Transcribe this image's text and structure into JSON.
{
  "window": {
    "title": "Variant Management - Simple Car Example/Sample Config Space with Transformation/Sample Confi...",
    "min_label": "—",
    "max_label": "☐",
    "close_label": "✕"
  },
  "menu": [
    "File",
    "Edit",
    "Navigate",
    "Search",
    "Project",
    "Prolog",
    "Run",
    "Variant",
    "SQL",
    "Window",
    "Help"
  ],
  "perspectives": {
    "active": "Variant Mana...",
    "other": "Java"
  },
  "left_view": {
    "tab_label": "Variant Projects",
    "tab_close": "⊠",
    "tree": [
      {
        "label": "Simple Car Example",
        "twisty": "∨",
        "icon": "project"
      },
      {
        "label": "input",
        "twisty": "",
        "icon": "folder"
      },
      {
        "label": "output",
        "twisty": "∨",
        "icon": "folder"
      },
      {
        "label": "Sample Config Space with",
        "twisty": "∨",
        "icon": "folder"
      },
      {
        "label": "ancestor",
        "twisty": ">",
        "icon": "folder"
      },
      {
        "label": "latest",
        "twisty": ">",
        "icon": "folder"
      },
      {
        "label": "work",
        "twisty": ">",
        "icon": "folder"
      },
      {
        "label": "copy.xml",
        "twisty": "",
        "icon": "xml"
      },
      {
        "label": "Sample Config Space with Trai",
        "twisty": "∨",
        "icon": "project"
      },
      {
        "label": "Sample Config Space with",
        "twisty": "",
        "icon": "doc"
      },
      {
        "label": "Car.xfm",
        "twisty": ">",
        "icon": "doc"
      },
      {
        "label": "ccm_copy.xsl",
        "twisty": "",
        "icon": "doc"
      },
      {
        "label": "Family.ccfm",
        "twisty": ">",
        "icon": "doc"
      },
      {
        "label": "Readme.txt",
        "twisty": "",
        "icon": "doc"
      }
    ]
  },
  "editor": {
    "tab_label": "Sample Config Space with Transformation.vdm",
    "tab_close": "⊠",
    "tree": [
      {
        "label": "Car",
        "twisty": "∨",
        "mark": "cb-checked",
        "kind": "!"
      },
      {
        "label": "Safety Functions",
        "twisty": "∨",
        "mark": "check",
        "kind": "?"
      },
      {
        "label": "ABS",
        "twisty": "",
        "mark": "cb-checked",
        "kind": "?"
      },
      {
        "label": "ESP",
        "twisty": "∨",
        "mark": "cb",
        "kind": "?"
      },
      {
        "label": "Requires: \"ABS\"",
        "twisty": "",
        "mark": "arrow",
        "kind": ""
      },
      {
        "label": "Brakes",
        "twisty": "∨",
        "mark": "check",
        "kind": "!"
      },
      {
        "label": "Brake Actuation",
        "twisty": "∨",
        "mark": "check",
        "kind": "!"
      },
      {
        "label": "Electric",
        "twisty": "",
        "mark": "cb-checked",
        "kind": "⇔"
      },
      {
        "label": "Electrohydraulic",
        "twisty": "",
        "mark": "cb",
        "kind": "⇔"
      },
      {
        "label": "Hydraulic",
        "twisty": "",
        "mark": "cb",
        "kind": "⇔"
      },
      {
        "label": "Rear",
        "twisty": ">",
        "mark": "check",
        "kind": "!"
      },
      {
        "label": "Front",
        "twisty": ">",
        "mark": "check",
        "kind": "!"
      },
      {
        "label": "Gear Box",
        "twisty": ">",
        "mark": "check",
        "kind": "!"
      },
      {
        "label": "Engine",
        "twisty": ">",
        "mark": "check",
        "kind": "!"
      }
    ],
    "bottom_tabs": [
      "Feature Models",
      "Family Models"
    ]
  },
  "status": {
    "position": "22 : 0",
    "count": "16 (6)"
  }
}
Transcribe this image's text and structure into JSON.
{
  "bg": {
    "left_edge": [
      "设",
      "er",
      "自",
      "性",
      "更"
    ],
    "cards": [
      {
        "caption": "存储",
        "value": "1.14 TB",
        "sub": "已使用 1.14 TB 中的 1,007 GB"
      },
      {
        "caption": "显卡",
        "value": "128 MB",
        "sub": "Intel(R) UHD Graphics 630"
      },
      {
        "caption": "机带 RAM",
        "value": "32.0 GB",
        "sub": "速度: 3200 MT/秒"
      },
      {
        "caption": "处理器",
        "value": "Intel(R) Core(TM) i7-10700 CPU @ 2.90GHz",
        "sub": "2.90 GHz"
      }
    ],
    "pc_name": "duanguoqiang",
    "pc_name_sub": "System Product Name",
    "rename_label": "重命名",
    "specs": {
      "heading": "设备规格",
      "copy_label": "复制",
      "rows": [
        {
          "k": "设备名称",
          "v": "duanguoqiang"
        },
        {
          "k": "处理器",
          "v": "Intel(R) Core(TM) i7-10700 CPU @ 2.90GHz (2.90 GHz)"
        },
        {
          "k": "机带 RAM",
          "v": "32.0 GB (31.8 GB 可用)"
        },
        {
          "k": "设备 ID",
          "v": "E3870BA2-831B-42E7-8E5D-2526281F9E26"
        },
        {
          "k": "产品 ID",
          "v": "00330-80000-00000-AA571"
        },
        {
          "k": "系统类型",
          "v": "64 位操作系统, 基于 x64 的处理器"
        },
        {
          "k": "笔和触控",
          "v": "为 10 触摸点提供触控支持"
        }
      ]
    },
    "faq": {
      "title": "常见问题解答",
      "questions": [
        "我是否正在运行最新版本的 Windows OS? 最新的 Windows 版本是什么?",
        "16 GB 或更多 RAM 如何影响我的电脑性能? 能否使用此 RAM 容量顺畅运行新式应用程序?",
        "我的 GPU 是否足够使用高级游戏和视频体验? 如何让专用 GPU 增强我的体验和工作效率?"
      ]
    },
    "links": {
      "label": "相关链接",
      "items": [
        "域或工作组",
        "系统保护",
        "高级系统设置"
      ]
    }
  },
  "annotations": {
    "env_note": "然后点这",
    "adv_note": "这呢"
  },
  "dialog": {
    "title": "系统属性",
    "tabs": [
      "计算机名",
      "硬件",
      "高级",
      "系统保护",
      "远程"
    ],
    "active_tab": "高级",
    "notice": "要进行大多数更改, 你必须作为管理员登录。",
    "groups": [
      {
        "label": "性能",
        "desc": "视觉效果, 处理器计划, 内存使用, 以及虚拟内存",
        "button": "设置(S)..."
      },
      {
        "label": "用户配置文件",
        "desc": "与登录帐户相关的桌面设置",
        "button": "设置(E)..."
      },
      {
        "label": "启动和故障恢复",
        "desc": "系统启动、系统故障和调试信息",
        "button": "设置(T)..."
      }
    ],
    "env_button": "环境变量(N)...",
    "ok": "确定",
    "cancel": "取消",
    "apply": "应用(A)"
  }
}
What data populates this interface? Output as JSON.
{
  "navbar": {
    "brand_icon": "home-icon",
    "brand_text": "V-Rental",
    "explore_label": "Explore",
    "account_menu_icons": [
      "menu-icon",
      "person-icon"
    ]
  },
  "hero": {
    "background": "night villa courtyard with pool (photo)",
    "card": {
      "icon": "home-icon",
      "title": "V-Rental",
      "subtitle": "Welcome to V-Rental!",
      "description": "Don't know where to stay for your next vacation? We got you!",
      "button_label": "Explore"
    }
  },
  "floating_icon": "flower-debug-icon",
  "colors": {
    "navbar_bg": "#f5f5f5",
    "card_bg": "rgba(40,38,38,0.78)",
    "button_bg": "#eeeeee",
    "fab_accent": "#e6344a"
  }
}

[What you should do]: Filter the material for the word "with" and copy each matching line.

[Expected answer]:
    "title": "Variant Management - Simple Car Example/Sample Config Space with Transformation/Sample Confi...",
        "label": "Sample Config Space with",
        "label": "Sample Config Space with Trai",
        "label": "Sample Config Space with",
    "tab_label": "Sample Config Space with Transformation.vdm",
    "background": "night villa courtyard with pool (photo)",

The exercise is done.